Speaking of gateway drugs to revolutions. I think everyone should give knitting a try. Or any other affordable Do-It-Yourself project that sounds like it might be fun. I was pretty anxious and isolated when I started knitting. I grabbed a 99 cent ball of yarn, a…
My wife knits. It cracks me up to look at the economies of it and how poorly DIY really does - she will spend $200 in yarn (just the balls!) to make a sweater by hand that costs half that in a store. That says nothing about hours and hours of effort.

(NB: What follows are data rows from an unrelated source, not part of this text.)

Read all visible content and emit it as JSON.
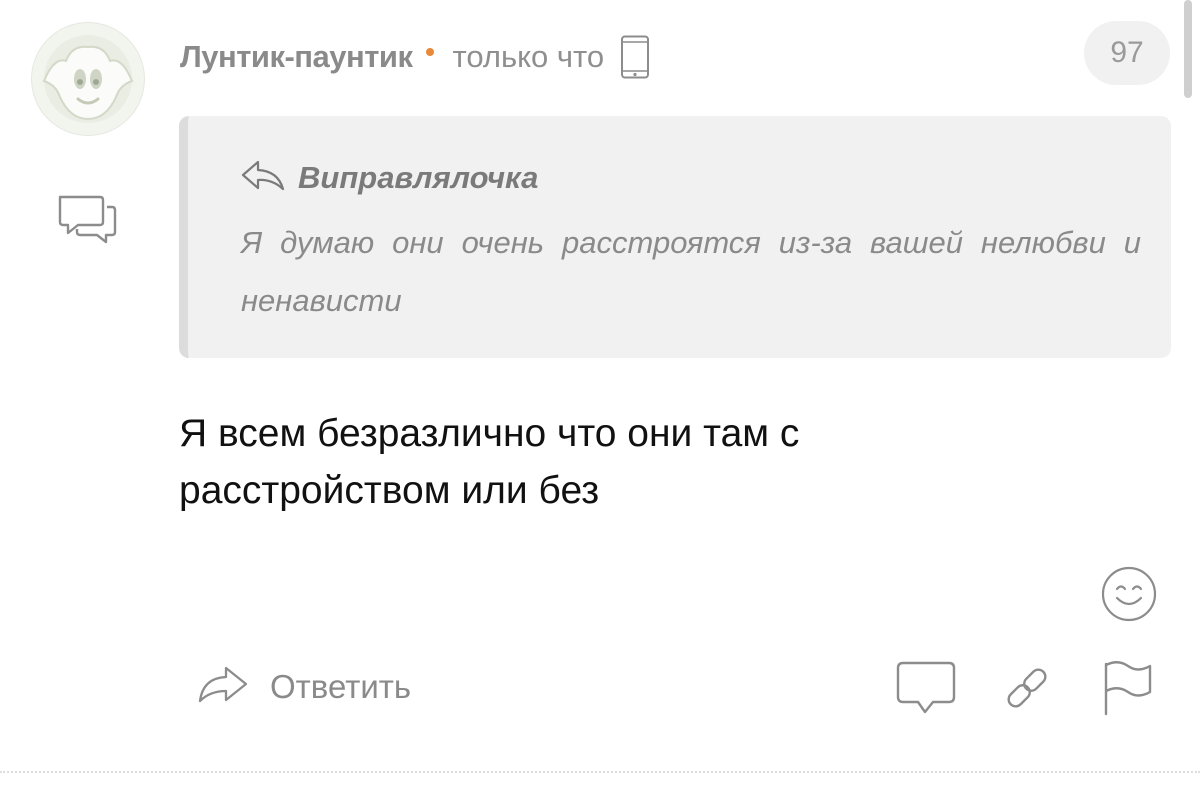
{
  "comment": {
    "author": "Лунтик-паунтик",
    "timestamp": "только что",
    "rating": "97",
    "text": "Я всем безразлично что они там с расстройством или без"
  },
  "quote": {
    "author": "Виправлялочка",
    "text": "Я думаю они очень расстроятся из-за вашей нелюбви и ненависти"
  },
  "actions": {
    "reply_label": "Ответить"
  },
  "colors": {
    "accent_dot": "#e8883a",
    "icon_gray": "#8c8c8c",
    "quote_background": "#f1f1f1"
  },
  "icons": {
    "device": "smartphone-icon",
    "thread": "comments-icon",
    "quote_reply": "reply-arrow-icon",
    "emoji": "smiley-icon",
    "reply": "reply-arrow-icon",
    "comment": "speech-bubble-icon",
    "link": "link-icon",
    "report": "flag-icon"
  }
}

Actually, economic specialization is a good thing! Making machines to take repetitive tasks like knitting a sweater is, on balance, great for humankind. But the question increasingly becomes a question of ownership - how do we appropriately pay 12 people when 6 of them push buttons on a machine, 5 of them service it, and one of them took a capital risk to put the machine there in the first place?
Economic specialization is not the enemy. The issue is capital concentration.
It’s true. Knitting can be a ridiculously expensive hobby, and if you’re trying to save money, smaller projects make way more sense for time and materials. I’ve made yarn from used t-shirts and dresses, recycled old, torn or ugly second-hand sweaters or bought yarn remainders or buy things out of season. There’s lots of ways to make it worth your while. I also can knit while I read, talk on the phone, watch TV, wait in line or sit on the bus, so it’s a good way to use that time to also produce something useful. I don’t think handknits will save the economy, but as an activity, it’s made a big difference to me and makes me feel a little more capable and independent in a world that often tries to make us feel the opposite.
Onion AV Club muses on iPhone 4Siri’s relation to lazy TV watching. (apparently Jobs had a “Eureka” moment with deveolpment of Siri, feeling he cracked the code… of life itself. which is funny cause we have to seriously consider it)
* The inequity that exists between classes in our country is simply immoral. * We are in an unemployment crisis. Almost 14 million people are unemployed. Nearly 20% of African American men are unemployed. Over 25% of our nation’s youth are unemployed. * Many workers who have jobs have to work 2 or 3 of them just to scrape by. * Higher education is almost impossible to obtain without going deeply in debt. * Corporations are permitted to spend unlimited resources to influence elections while stockpiling a trillion dollars rather than hiring people.
“I look at some other videos. i’m not naming names, because I don’t want that to be mentioned. There is the thing with sexuality. I’m naked for 13 seconds, and these people are naked the whole time and gyrating and saying come “lick on my lollipop,” and “suck on my cinnamon roll,” and, you know, suggesting sex. People are uncomfortable with sexuality that’s not for male consumption. could be ‘cause I did it in public too. Do you think people would have been complaining if I had on high-heel shoes?”—Erykah Badu (via) (been trying to imagine Beyoncé doing something like the Window Seat video)
very cool to see N+1 magazine making a special Occupy Wall Street issue/print run. I think N+1 hits their spot when they can channel the politics and intellectual rigor of their space/site/magazine into activism. When nothing’s going on, it can feel indulgent. But deconstructing the whole Occupy Wall Street moment, which is local and in in their ideological wheelhouse, sounds perfect. wishing them luck and looking forward to reading.